We reported several times during 2012 on the importance of having a website that works well on mobile devices like smartphones and tablets. It’s easy – and perfectly understandable – for owners of B&Bs, cottages and guest houses to feel that this is an issue that only affects the big chain hotels at the moment. But, in many cases, whatever affects brand-name properties will affect smaller independents soon after (look, for example at online booking and social media) and the speed at which changes are filtering through the whole accommodation sector is increasing all the time.
Travel marketing gurus have been predicting the demise – or, at any rate, the weakening influence – of Internet search for a long time now. They argue that the trend of customers finding accommodation through social media recommendations is on the rise, while the traditional method of typing a search term like “B&B in …” into Google is declining.

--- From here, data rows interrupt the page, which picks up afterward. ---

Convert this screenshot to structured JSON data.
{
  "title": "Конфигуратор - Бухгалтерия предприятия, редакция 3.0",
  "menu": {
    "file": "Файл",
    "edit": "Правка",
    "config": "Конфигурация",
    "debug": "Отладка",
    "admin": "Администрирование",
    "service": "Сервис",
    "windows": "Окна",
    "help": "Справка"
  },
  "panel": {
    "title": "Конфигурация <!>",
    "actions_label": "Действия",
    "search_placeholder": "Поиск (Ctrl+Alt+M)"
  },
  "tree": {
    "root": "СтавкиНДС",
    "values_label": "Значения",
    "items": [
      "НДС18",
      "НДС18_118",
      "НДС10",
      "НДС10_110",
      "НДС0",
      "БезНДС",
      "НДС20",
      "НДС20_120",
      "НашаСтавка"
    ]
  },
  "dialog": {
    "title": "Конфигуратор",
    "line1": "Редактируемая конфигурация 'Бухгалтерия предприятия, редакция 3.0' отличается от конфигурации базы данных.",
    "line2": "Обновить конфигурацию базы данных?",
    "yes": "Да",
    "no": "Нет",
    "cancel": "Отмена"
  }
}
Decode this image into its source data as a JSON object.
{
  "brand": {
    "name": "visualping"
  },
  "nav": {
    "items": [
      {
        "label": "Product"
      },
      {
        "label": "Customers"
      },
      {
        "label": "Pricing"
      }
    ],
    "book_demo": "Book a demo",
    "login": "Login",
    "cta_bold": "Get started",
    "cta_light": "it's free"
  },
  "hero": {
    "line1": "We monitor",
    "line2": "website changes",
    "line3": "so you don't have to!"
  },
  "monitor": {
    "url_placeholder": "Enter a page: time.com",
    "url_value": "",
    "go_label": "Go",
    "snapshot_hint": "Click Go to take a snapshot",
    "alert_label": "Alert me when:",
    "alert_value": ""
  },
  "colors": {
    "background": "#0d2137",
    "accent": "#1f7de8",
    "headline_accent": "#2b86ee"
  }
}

However, as the wonderfully named Max Starkov (of hotel marketing company HeBs Digital) points out, the true picture is mixed at best: “In spite of all the new and trendy digital marketing initiatives and formats that overwhelm hoteliers nowadays, the reliable old search engines generated over 55.6% of website revenue for (our) client portfolio consisting of thousands of hotel properties… Google in particular dominates hotel search; results provide deep and relevant information, the best mapping and directions, extensive customer reviews via Zagat’s acquisition and now provide real-time hotel availability and pricing via Google Hotel Finder. No other meta search or travel site comes even close to match the richness and relevancy of hotel information provided by Google.”
Quite recently, we talked about the fact that growth in direct online hotel bookings seems to be outpacing bookings with online travel agents. At this stage, unsurprisingly perhaps, these direct bookings tend most often to be with the big hotel chains. But as travellers become more and more comfortable with booking accommodation online (and more cost conscious), it doesn’t seem implausible to suggest that smaller properties, like B&Bs, will reap the benefits too (as long as their websites are well set up for it.)
Online travel booking got going in the mid-1990s. Fuelled by an unprecedented economic boom and an explosion in cheap consumer credit, it flourished at an incredible rate for the next 10 – 12 years. In recent times, however, the combination of a huge banking crisis, a sovereign debt crisis and economic slowdown in China has resulted in significantly more sluggish growth. None the less, it still accounts for a third of the global travel market.
Online booking isn’t voodoo. There are lots of private companies out there who manage to provide it to B&Bs in an efficient and cost-effective way (indeed, some of them even do it for free). Yet it seems that the moment government lumbers onto the scene, costs rise and efficiency plunges – all covered up by bureaucratic double-speak.
Getting found is a big issue for the owners of B&Bs, guest houses and small hotels these days. Once upon a time, just having a website gave you an advantage. And if that website was even half-decent – with relevant, albeit thin content – you had a good chance of performing well in Google’s “organic” (i.e. unpaid) search results. Google advertising itself was also much more affordable.
A well thought out, attractive website and a reliable, easy-to-use booking engine are the fundamentals to getting more business for your B&B. But how do you make potential customers aware of your existence? The traditional way is to advertise. This can still be an effective strategy, but it needs to be targeted.
Here are a few suggestions for getting the best out of your advertising…
As reported by EyeForTravel, there was a big marketing, mobile and social media conference (read: digital bun fight) held in Amsterdam the other day. Attendees included four of the world’s biggest travel brands: Disney, KLM, Expedia and the Wyndham hotel group. They talked about how to get customers to your website and how to encourage them to book direct with you. Some of what they said was couched in the usual dismal marketing-speak (e.g. your website should be “platform and browser agnostic”, which just means that it should work on mobiles and different types of browser, like Firefox and Chrome.)
Like most visual aspects of life, a bed and breakfast’s website is very much a personal thing. That said, there are certain practical additions that are absolutely necessary to ensure you give yourself the best chance of getting extra bookings. Here are a few strategies that – if done well – can make a real difference.
1. Great images help your customers relate to your B&B. These are so important it’s worth considering getting them done professionally. Start by identifying what customers like or love about your property and then try to capture that in images. For example, make a note if you really want to show a particular aspect of your property or area that is seasonal: it could be bluebells, a certain shrub in full flower or the autumn leaves in woodland nearby. Never underestimate the power of these images as they really speak to us on a deeper emotional level.
There’s an interesting new article on EyeForTravel about the methods accommodation owners are using to keep customers on their own sites and prevent them gravitating away to OTA sites like Booking.com and review sites like TripAdvisor. It may be focused on hotel groups, but its lessons are equally applicable to B&Bs: